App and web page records
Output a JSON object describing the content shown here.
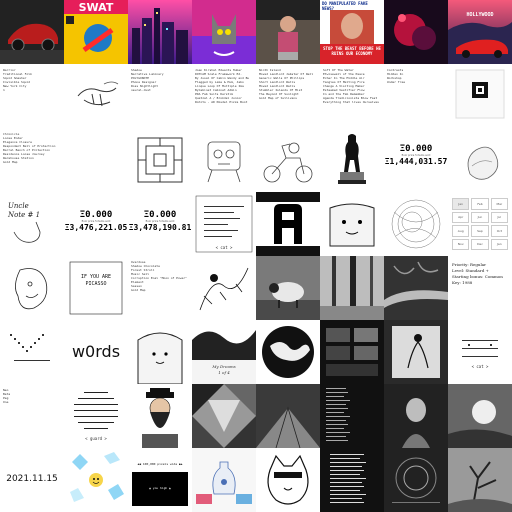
{
  "grid": {
    "columns": 8,
    "rows": 8,
    "tile_names": [
      "car-drawing",
      "comic-cover",
      "city-neon",
      "cat-pop",
      "figure-poster",
      "news-face",
      "red-abstract",
      "car-hollywood",
      "text-list-a",
      "hand-sketch",
      "text-list-b",
      "text-list-c",
      "text-list-d",
      "text-list-e",
      "text-list-f",
      "text-list-g",
      "text-list-h",
      "blank",
      "ascii-maze",
      "robot-sketch",
      "scooter-sketch",
      "figure-statue",
      "price-card-a",
      "sketch-blob",
      "sketch-note",
      "price-card-b",
      "price-card-c",
      "ascii-card",
      "glitch-letter",
      "blob-face",
      "circle-scribble",
      "calendar-grid",
      "face-sketch",
      "poem-card",
      "code-card",
      "ink-drawing",
      "sheep-photo",
      "forest-photo",
      "fallen-tree",
      "typewriter-card",
      "ascii-art",
      "wordmark",
      "smile-blob",
      "ink-bw",
      "globe",
      "screen-grid",
      "dancer-drawing",
      "ascii-cat",
      "tiny-text",
      "ascii-box",
      "bearded-man",
      "geo-pattern",
      "floor-photo",
      "column-text",
      "portrait-bw",
      "shadow-photo",
      "date-card",
      "crystal-card",
      "black-cta",
      "vase-photo",
      "cartoon-animal",
      "text-stack",
      "circular-art",
      "tree-photo"
    ]
  },
  "tiles": {
    "text_list_a": "Warrior\nTraditional Folk\nSquid Smasher\nInvisible Squid\nNew York City\n1",
    "text_list_b": "Shadow\nNarrative Luminary\nPOLYGONOTE\nPhone Designer\nRoss Nightlight\nneural.dust",
    "text_list_c": "Joan Kirshal Edwards Huber\nDOTCAM Scale Framework Ed.\nBy Jusal Of Cabin Wendy and Bu\nFlagged by Lake & Hum, Jabo\nLinque Loop Of Multiple Ima\nByCabinet Cabinet Admin\nPDA Fab Suits Kerstim\nQuetzal A / Brokdel Junior\nRohits - AD Kbsdel Pizza Boot",
    "text_list_d": "Ninth Island\nMoved Landlord Jabstar Of Well\nGeneric Walls Of Phillips\nShort Landlord Walls\nMoved Landlord Walls\nStumbler Islands Of Mist\nThe Beyond Of Sunlight\nGold Map of Sullivans",
    "text_list_e": "Soft Of The Water\nEtwisewall of the Peace\nEcher In The Middle Air\nTangles Of Melting Fire\nChange A Visiting Maker\nEsteemed Vestifier Flow\nIn and the Fab Remember\nAgenda Tradicionista Blow Fast\nEverything that lives Ourselves",
    "text_list_f": "Contrasts\nHidden In\nWorkshop\nUnder Tree",
    "text_list_h": "Chronicle\nLoose Ender\nElegance Closure\nRespondent Bell of Protection\nBarrel Bench of Protection\nResidence Loose Journey\nWarehouse Station\nGold Map",
    "news_headline": "DO MANIPULATED FAKE NEWS?",
    "news_banner": "STOP THE BEAST BEFORE HE RUINS OUR ECONOMY",
    "car_hollywood_caption": "HOLLYWOOD",
    "price_a": {
      "eth": "Ξ0.000",
      "sub": "floor price 5 items sold",
      "usd": "Ξ1,444,031.57"
    },
    "price_b": {
      "eth": "Ξ0.000",
      "sub": "floor price 5 items sold",
      "usd": "Ξ3,476,221.05"
    },
    "price_c": {
      "eth": "Ξ0.000",
      "sub": "floor price 5 items sold",
      "usd": "Ξ3,478,190.81"
    },
    "sketch_note": "Uncle\nNote # 1",
    "poem_title": "IF YOU ARE\nPICASSO",
    "code_card_lines": "Overdose\nShadow Chocolate\nForest Stroll\nMusic Sell\nCorruption Enal \"Moon of Power\"\nElement\nSassen\nGold Map",
    "typewriter_card": "Priority: Regular\nLevel: Standard +\nStarting bonus: Common\nKey: 1988",
    "wordmark": "w0rds",
    "ink_bw_caption": "My Dreams\n1 of 4",
    "ascii_cat_caption": "< cat >",
    "ascii_card_caption": "< cat >",
    "ascii_box_caption": "< guard >",
    "tiny_text": "Neo\nBeta\nPeg\nOne",
    "date": "2021.11.15",
    "cta_top": "◀◀ 100,000 pixels wide ▶▶",
    "cta_bottom": "▲ you high ▲",
    "calendar_labels": [
      "Jan",
      "Feb",
      "Mar",
      "Apr",
      "Jun",
      "Jul",
      "Aug",
      "Sep",
      "Oct",
      "Nov",
      "Dec",
      "Jan"
    ]
  },
  "colors": {
    "magenta": "#c2006b",
    "cyan": "#00c8e6",
    "neon_purple": "#6a2bd2",
    "red": "#d8232a",
    "dark_bg": "#111111"
  }
}
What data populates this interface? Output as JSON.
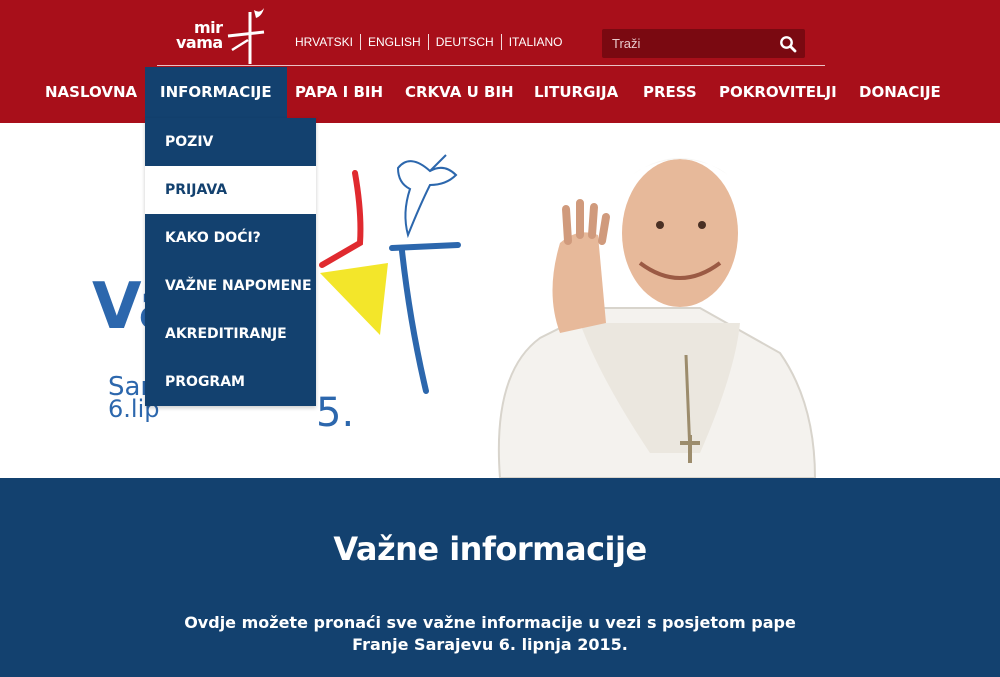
{
  "header": {
    "logo": {
      "line1": "mir",
      "line2": "vama"
    },
    "languages": [
      "HRVATSKI",
      "ENGLISH",
      "DEUTSCH",
      "ITALIANO"
    ],
    "search": {
      "placeholder": "Traži",
      "value": ""
    },
    "nav": [
      {
        "label": "NASLOVNA",
        "active": false
      },
      {
        "label": "INFORMACIJE",
        "active": true
      },
      {
        "label": "PAPA I BIH",
        "active": false
      },
      {
        "label": "CRKVA U BIH",
        "active": false
      },
      {
        "label": "LITURGIJA",
        "active": false
      },
      {
        "label": "PRESS",
        "active": false
      },
      {
        "label": "POKROVITELJI",
        "active": false
      },
      {
        "label": "DONACIJE",
        "active": false
      }
    ]
  },
  "dropdown": {
    "items": [
      {
        "label": "POZIV",
        "hover": false
      },
      {
        "label": "PRIJAVA",
        "hover": true
      },
      {
        "label": "KAKO DOĆI?",
        "hover": false
      },
      {
        "label": "VAŽNE NAPOMENE",
        "hover": false
      },
      {
        "label": "AKREDITIRANJE",
        "hover": false
      },
      {
        "label": "PROGRAM",
        "hover": false
      }
    ]
  },
  "hero": {
    "banner_partial_text": {
      "big": "Va",
      "line1": "Sar",
      "line2": "6.lip",
      "tail": "5."
    }
  },
  "info": {
    "title": "Važne informacije",
    "text": "Ovdje možete pronaći sve važne informacije u vezi s posjetom pape Franje Sarajevu 6. lipnja 2015."
  },
  "colors": {
    "header_red": "#a80f1a",
    "navy": "#13416f",
    "search_bg": "#7a0911",
    "logo_blue": "#2c67ad",
    "logo_red": "#e02a2f",
    "logo_yellow": "#f3e62a"
  }
}
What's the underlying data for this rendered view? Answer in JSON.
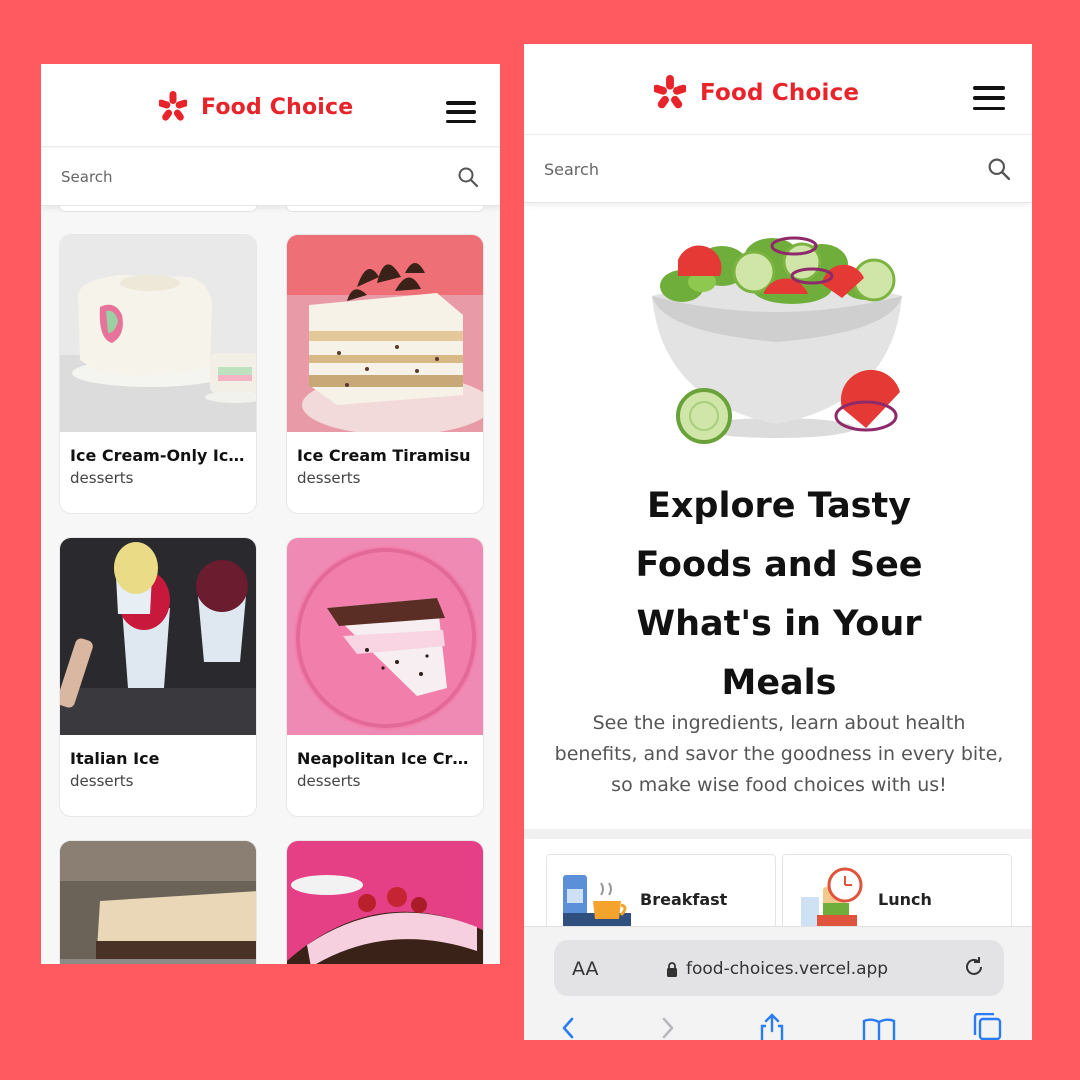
{
  "app": {
    "name": "Food Choice",
    "brand_color": "#E8232A",
    "frame_color": "#FF5A5F",
    "menu_icon": "hamburger-menu-icon",
    "logo_icon": "yelp-burst-icon"
  },
  "search": {
    "placeholder": "Search",
    "icon": "search-icon"
  },
  "left_screen": {
    "cards": [
      {
        "title": "Ice Cream-Only Ic...",
        "category": "desserts"
      },
      {
        "title": "Ice Cream Tiramisu",
        "category": "desserts"
      },
      {
        "title": "Italian Ice",
        "category": "desserts"
      },
      {
        "title": "Neapolitan Ice Cre...",
        "category": "desserts"
      },
      {
        "title": "",
        "category": ""
      },
      {
        "title": "",
        "category": ""
      }
    ]
  },
  "right_screen": {
    "hero_title": "Explore Tasty Foods and See What's in Your Meals",
    "hero_subtitle": "See the ingredients, learn about health benefits, and savor the goodness in every bite, so make wise food choices with us!",
    "categories": [
      {
        "label": "Breakfast",
        "icon": "breakfast-icon"
      },
      {
        "label": "Lunch",
        "icon": "lunch-icon"
      }
    ],
    "browser": {
      "text_size_label": "AA",
      "url": "food-choices.vercel.app",
      "lock_icon": "lock-icon",
      "reload_icon": "reload-icon",
      "nav_icons": [
        "back-icon",
        "forward-icon",
        "share-icon",
        "bookmarks-icon",
        "tabs-icon"
      ]
    }
  }
}
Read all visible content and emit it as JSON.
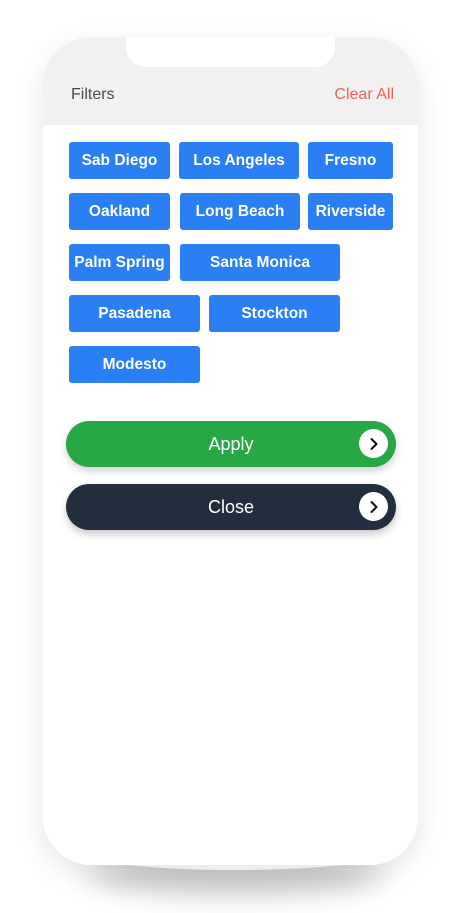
{
  "header": {
    "title": "Filters",
    "clear_all_label": "Clear All"
  },
  "chips": [
    {
      "label": "Sab Diego"
    },
    {
      "label": "Los Angeles"
    },
    {
      "label": "Fresno"
    },
    {
      "label": "Oakland"
    },
    {
      "label": "Long Beach"
    },
    {
      "label": "Riverside"
    },
    {
      "label": "Palm Spring"
    },
    {
      "label": "Santa Monica"
    },
    {
      "label": "Pasadena"
    },
    {
      "label": "Stockton"
    },
    {
      "label": "Modesto"
    }
  ],
  "actions": {
    "apply_label": "Apply",
    "close_label": "Close"
  },
  "icons": {
    "apply_arrow": "chevron-right-icon",
    "close_arrow": "chevron-right-icon"
  },
  "colors": {
    "chip": "#2a7ff4",
    "apply": "#28a745",
    "close": "#222d3e",
    "clear_all": "#f0605d",
    "header_bg": "#f1f1f1"
  }
}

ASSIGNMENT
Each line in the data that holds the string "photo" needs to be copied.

ANSWER FOR THIS EXERCISE
      "sheep-photo",
      "forest-photo",
      "floor-photo",
      "shadow-photo",
      "vase-photo",
      "tree-photo"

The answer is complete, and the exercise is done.